September 29, 2015
I just came back from a short vacation during which my normal daily activities were suspended — including writing daily, following twitter and podcasts to keep abreast of infosec news, and doing work towards my M.Sc. at Helsinki University.
Before going, I had pushed myself at the expense of more interesting topics (memory forensics) to get more academic reading done and turned in my distributed systems course essays ahead of time so that I wouldn't need to fuss over them during my vacation.
After I came back my first worry is the next upcoming deadline (in less than a week) for which I had not yet read. This deadline trumped my personal goals that I have set for myself, like posting a new blog post on LinkedIn every two weeks — and that irked me quite a bit afterwards. Today as I was working on other exercises for the course my thoughts kept wandering to my favorite topics — my infosec twitter feed to learn about new threats, interesting defenses or nice write-ups of capture the flag contests. All of these would be preferable to the job at hand of reading the academic paper we were assigned. The only good vibe I got from the paper was that it had a really complex sounding title and thus it elevated my self-worth — I must be really smart, or sumthin', to be reading these big words!
Care about what other people think
and you will always be their prisoner
- Lao Tzu
Then the term coined by Peter Sage came a-knockin': GOOP, or, Good Opinion of Other People.
He posits that most people spend the majority of their lives being driven by how others see you — or rather, how you assume them seeing you. Others being people like your parents, significant other, classmates, and so forth. I had learned of the term 3 weeks ago while watching his second London Real interview and already then it had resonated with me on the "hey that's interesting, I need to share this with other people" level, but now it finally hit home.

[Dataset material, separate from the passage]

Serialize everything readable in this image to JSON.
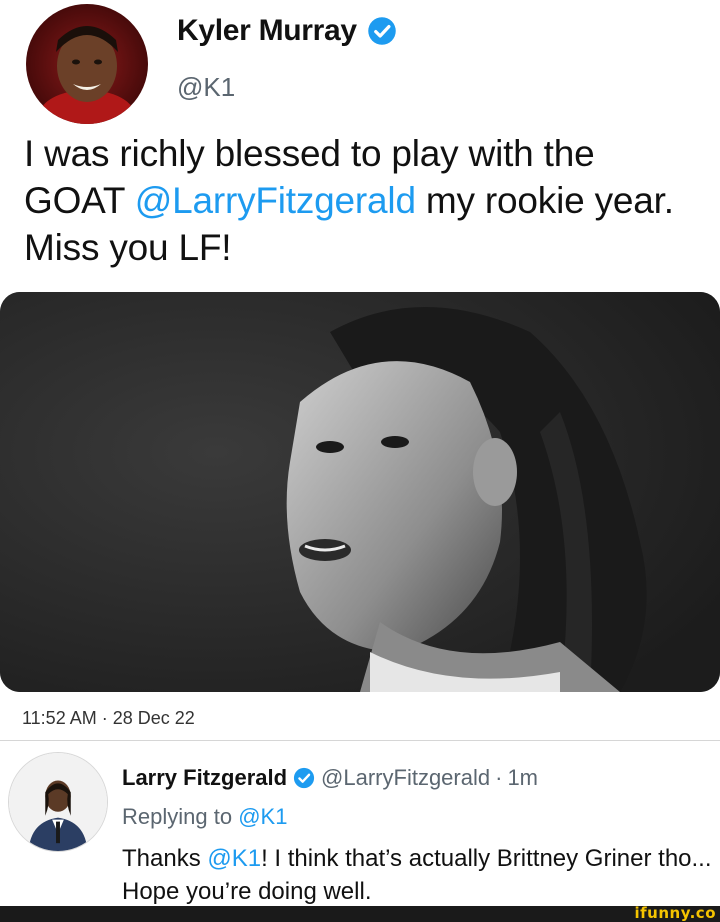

And it really hit hard. Am I going for the master's because I actually want to get it, or because I want the prestige and/or approval that achieving it would garner from others — be this prestige real or imaginary.
I am lucky in the sense that I have a pretty clear goal of where I see myself career-wise in the next 2-5 year span and have access to all of the material to get me on my way for the next year or so at least. All of that material is standing idly by as I am working with something else. Something else that slightly relates to my desired career goals since it is in the field of computer science, but my alma mater does not have a infosec/cybersec program — let alone forensics or anything related to reverse engineering — so I am currently majoring in computer science with a focus in distributed systems and networking. Sure network security is one part of the infosec world, but where I am going, you don't need cars.. erm, I mean I don't need to have an academic background in how peer to peer networks work, or have implemented my own distributed hash table or the like.
To be honest, doing "school work" when I am working in an exciting new job in a new country feels like a step backwards — or at least sideways — instead of being progress for me. Sometimes it just takes time for these feelings to materialize from gut feelings into figuring out why things seemed amiss. On the other hand, this "faltering of spirit" makes me also suspect my motives for wanting to put academic progress on pause — am I doing it because I clearly see what I want to actually do OR am I doing it just to avoid the anxiety that comes hand in hand with learning new things.
After having wrestled with this internally for a lengthy while the key arguments against quitting were "I contacted the instructor beforehand and if I stop now, he'll have wasted his time" and "my friends/family will be disappointed". I am not saying it is wrong to care about others, but I am saying that making decisions based on what I project other people's thoughts of me to be is folly.
Whatever I am moving towards will bring with it loads of adversity and it is wise to make sure you are taking the punches for the right cause, because as cliché as it is: you are here only for a very short time. And as the great poet Drake so eloquently put it: YOLO.
And on that bombshell it is time to end, good night!